Drawing from concepts presented in chapter 7 ("Measurement"), how could Mandy more formally evaluate SSI's assessment process, as well as the alternative presented to her by Vin?

   In a nutshell, Mandy ought to carry out an official validation research with the end goal of determining the extent to which the scores on the evaluations and the suggestions from SSI possess a level of predictive validity. That is, do the people who do well in the SSI exams and are recommended for certain roles at Citrus Glen truly do well in those areas when they get the job? Because of this, Mandy will need to collect genuine performance evaluations from workers who have been promoted as a result of SSI's suggestions. If there is a moderate to high positive association between the individuals 'SSI scores and their work performance, then this implies to Mandy that SSI's assessment center is valid.

    The second problem that BA has is determining whether or not the SSI assessment center procedure is worth the $5,500 that Citrus Glen spends on each client that they send to them. One of the crucial questions to ask oneself in this situation is what the cost would be of not employing the ideal applicant for a certain position. If the cost of not employing the proper individual is perceived as being exceedingly high, as it maybe would be for a high-level management post, then the expense of the SSI program might be justified.

    It is important to take into consideration Vin's idea that an alternative evaluation method may be equally as excellent as the current one (or very close to it) but significantly cheaper. In this scenario, Mandy ought to approach Vin with the intention of soliciting his assistance in the development of an alternate method of evaluation, which may involve the execution of personality and cognitive ability tests. Vin may be hired on as a consultant to then independently administer the alternative process to all of the persons who are being referred to SSI and to make his own employment recommendations. This may be done so that Vin may also offer his own recruiting suggestions. It would be possible to evaluate the relative validity of the outcomes of the alternative evaluation method by comparing them with those obtained through the SSI. Vin have to also come up with some estimations of the costs involved in the administration of the alternative procedure for each application. If the alternative approach holds the same degree of validity as the original procedure and it is much less expensive, then it is possible that Mandy will decide to bring the assessment process back in-house.

Construct a scenario in which you think Mandy should continue her business relationship with SSI. On the other hand, if Mandy decides on an alternative assessment process, what would that process be? How would she evaluate whether that process was effective?

   If the formal evaluation of SSI's assessment process is found to be valid, but Mandy is still concerned about the cost of using the service, then she should consider using SSI only for "key positions" at Citrus Glen. In this scenario, "key positions" refers to positions that are essential to the operation of the business.
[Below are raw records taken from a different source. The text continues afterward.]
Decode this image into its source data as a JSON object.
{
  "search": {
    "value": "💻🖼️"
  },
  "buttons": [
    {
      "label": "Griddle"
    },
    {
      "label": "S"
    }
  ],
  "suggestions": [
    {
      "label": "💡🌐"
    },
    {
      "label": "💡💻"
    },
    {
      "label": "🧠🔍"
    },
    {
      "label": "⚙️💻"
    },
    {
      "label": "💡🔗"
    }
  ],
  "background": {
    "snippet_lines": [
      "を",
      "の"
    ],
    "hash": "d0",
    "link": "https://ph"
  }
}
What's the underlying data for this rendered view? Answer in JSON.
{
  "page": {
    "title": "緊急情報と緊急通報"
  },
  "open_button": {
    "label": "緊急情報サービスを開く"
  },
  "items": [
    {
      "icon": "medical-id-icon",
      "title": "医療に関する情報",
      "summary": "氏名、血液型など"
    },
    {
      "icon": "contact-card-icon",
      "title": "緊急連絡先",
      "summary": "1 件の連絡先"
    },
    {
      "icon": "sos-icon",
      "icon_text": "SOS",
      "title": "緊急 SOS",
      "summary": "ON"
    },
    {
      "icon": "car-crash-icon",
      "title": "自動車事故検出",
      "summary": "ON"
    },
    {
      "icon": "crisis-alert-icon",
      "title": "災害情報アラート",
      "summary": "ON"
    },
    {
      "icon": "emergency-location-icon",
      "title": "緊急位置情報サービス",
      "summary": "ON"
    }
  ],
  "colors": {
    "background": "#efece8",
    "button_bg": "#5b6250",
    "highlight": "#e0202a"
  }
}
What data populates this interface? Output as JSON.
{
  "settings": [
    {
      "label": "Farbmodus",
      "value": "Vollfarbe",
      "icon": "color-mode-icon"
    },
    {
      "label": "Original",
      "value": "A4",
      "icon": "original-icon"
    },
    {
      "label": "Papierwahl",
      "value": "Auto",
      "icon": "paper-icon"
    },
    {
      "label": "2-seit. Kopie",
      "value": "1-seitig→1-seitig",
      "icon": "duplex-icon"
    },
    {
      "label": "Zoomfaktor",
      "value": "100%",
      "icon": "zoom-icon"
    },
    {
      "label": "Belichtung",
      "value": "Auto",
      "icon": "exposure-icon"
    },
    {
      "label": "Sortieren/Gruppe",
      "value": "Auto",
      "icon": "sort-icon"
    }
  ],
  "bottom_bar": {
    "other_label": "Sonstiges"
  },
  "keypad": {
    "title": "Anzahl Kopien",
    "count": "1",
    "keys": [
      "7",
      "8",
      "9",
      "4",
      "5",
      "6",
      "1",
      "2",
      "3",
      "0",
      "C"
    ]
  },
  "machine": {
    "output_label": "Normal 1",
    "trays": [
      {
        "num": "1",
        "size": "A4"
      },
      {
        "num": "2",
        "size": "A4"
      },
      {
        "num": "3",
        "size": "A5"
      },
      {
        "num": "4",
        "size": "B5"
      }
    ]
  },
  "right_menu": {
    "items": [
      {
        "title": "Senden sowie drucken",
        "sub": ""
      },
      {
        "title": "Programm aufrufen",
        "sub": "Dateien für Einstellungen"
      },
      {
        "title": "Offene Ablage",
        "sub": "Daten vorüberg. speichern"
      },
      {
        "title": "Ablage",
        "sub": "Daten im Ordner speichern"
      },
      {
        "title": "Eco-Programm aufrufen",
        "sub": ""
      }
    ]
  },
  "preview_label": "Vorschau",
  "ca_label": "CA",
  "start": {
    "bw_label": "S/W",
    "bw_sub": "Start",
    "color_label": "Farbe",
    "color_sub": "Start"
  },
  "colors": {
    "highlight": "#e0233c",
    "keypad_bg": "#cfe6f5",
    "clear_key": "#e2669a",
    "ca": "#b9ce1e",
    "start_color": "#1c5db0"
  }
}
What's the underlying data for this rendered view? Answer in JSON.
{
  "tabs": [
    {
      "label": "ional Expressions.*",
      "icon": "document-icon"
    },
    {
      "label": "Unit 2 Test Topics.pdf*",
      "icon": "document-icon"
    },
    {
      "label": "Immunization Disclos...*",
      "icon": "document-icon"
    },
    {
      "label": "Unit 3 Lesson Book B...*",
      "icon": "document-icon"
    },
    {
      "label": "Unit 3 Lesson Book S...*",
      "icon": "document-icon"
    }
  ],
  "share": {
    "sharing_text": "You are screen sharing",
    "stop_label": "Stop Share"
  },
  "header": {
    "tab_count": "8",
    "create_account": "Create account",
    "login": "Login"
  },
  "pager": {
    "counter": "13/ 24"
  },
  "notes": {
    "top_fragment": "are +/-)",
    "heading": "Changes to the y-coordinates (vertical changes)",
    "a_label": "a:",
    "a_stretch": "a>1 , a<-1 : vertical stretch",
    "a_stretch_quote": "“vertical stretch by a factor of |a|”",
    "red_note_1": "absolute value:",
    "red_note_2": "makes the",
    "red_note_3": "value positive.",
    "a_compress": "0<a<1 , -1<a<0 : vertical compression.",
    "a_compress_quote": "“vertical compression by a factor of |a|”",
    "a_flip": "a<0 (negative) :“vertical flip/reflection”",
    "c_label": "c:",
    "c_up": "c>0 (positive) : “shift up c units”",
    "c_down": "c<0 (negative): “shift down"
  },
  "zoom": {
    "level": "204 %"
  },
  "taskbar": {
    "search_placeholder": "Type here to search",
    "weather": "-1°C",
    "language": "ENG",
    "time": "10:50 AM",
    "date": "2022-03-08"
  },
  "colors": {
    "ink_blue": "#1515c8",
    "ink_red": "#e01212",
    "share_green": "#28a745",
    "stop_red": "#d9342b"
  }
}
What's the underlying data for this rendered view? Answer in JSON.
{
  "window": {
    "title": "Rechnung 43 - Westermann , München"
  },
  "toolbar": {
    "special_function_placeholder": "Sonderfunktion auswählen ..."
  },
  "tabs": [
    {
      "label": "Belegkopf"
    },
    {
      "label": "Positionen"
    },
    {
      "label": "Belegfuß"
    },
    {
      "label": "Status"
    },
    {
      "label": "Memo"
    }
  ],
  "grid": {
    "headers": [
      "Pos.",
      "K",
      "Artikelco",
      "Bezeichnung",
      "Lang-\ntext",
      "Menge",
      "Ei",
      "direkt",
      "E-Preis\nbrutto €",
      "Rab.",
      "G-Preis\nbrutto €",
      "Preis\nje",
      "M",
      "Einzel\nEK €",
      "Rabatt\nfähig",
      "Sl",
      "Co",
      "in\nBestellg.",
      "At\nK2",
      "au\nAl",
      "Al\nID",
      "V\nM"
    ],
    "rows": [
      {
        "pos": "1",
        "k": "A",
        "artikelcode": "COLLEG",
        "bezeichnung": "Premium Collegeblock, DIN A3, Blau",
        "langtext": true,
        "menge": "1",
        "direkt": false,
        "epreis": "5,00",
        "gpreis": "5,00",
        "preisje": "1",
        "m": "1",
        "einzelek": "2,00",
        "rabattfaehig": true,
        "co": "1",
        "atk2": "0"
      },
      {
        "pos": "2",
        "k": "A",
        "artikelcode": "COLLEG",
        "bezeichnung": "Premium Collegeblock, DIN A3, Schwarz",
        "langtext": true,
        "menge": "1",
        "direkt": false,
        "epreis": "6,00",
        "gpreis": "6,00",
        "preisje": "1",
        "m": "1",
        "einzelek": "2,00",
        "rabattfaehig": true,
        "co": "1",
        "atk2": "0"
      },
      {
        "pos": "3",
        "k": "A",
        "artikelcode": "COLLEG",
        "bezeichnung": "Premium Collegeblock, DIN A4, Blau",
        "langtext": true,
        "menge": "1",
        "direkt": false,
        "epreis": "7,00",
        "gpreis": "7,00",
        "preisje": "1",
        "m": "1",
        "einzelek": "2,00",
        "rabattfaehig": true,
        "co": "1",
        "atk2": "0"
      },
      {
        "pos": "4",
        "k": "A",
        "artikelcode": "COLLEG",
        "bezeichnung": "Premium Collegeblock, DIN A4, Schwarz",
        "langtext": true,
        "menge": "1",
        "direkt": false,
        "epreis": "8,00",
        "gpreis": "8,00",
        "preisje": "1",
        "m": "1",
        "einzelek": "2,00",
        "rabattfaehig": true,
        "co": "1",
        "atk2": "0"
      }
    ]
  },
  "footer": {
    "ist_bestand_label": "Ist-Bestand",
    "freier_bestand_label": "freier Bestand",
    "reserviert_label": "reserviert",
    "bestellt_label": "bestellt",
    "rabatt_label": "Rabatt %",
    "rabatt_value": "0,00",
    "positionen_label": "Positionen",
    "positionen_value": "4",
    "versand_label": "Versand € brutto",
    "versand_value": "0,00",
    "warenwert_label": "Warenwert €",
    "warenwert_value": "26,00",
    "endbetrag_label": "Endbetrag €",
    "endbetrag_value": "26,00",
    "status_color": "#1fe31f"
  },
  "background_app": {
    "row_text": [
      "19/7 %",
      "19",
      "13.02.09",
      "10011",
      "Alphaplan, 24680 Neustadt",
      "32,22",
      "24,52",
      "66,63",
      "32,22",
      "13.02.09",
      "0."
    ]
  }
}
It is obvious that Mandy will have to devise a method for identifying which jobs are, in fact, "important jobs," but this approach has the potential to be an efficient method for cutting down on the total expenditures connected with the process. In the solution to question number one, which was presented a little while ago, one of the potential alternative processes and the ways to assess them were discussed.

Citrus Glen was considered expanding its operations into the Caribbean and Latin America. One of Mandy's concerns is how to staff such positions.

If Citrus Glen does expand its operations to different cultures, how should Mandy go about staffing such positions? Be specific

  One of the most important choices that need to be made in this situation is whether or not to recruit workers from the home country (the United States of America) to fill staff positions in the international operations of the company, or whether or not to hire and train workers from the host country (the locals) to do these jobs. If we are to assume that Citrus Glen intends to use employees from their home country to fill positions in other countries, then it is essential that the evaluation process it uses to make selection decisions evaluate candidates based on the following essential qualifications: adaptability; appropriate personality tests; simulations of relevant work situations in international work assignments; and interviews of relevant work situations in international work assignments. In order to build a strong match between a person and their profession as well as between a person and their company, the evaluation process needs to take into account additional characteristics in addition to technical abilities.


Heneman, H. G., Judge, T., & Kammeyer-Mueller, J. (2019). Staffing organizations (9th ed.). Columbus, OH: Pangloss Industries.